Today we learned first-hand about the issues of doing business within emerging markets such as Ghana. Years of entrenched systems and culture make it challenging to move at the pace of business. Praxis Africa had some materials shipped from North Dakota via Fedex. We spent several hours trying to claim three small boxes from customs. Every step had its own non-descript paperwork and every location had multiple people involved in the process. They never did release the packages to us (and asked a healthy sum in “fees” along the way). It is a system that will need continued reform to make it more appealing for international companies to invest in Ghana.
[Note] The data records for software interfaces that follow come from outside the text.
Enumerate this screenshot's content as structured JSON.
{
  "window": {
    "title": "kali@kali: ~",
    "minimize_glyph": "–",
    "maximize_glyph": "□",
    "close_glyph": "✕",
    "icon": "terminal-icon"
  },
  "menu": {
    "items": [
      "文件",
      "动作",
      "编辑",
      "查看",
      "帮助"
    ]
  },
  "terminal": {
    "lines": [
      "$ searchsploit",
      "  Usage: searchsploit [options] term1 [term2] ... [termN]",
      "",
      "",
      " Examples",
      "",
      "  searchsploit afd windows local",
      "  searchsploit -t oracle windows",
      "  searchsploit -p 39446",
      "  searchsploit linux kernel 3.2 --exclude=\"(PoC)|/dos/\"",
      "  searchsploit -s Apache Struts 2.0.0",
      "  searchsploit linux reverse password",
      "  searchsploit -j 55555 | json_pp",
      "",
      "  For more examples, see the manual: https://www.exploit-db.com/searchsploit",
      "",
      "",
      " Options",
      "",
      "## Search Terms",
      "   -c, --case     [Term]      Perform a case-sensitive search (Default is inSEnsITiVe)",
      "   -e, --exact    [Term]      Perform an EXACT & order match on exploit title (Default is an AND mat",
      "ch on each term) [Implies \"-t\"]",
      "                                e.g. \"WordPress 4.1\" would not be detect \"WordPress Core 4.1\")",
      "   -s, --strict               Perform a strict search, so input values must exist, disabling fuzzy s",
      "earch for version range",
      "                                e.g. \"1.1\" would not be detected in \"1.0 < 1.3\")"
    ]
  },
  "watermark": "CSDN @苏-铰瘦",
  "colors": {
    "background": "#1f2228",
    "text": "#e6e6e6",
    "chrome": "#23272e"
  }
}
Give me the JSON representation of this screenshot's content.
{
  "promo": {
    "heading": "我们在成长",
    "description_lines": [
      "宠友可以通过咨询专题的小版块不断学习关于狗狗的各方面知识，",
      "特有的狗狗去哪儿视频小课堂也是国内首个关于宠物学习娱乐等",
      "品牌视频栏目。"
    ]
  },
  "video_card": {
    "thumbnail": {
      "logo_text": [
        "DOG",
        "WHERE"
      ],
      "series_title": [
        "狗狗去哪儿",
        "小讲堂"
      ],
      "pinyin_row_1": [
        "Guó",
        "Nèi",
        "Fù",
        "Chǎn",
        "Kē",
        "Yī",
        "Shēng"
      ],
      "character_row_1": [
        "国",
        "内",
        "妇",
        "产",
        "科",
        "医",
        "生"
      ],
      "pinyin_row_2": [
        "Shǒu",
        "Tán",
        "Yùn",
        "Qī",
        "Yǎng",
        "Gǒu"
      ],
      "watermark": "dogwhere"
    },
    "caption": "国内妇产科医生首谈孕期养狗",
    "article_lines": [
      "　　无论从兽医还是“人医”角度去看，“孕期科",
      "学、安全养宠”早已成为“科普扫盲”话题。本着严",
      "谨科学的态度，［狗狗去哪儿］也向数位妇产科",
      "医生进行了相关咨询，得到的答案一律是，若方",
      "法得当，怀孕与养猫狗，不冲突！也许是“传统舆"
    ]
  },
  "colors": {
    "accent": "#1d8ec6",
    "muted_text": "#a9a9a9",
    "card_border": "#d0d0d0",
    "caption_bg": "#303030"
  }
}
We spent time today with John Dziwornu, National Secretary of the Association of Farmers and Fisherman. They have 3 MILLION farmers in their association. When asked about best means to reach farmers he stated that broadcast is the best, both radio and television. Mail routes are undeveloped or unreliable and digital reach is intermittent. Some farmers have access to a computer and can download and print materials or podcasts, but digital reach is inconsistent. The single most reliable route to the farmer in Ghana is broadcast. The more time I spend here the more parallels I see between Ghanaian agriculture and our own developing North American agriculture of the 1950’s.
At the FAGRO show there is much emphasis on products being “organic.” Truth is, many crops are raised without much use of crop protection products so most crops here could likely be qualify as organic. This poses an interesting opportunity and challenge at the same time. There is growing demand for organic products and Ghana has the opportunity to be a prime supplier in this niche. But Ghana is also suffering from yield plateaus and inconsistency in product so commonly found in organic production. The farmers are working to increase yield and profitability but steps that they could take to strengthen crop quality may also affect their niche marketability. Ghanaians have much to learn about organic standards and market opportunities, but remain dedicated to improving production. To quote Praxis Africa’s Tony Mensah-Abrampah, “We just need to know what standards to follow.”
Today was another outstanding day to learn about Ghanaian agriculture and business. We touched on trade and commerce, grower outreach and grower education. On Saturday we hope to spend some time learning more about production practices and challenges specific to Ghana. We continue to meet many interesting people passionate about the success of agriculture in Ghana – and that in itself is very encouraging.
Signing off from Day 2 in Accra, Ghana…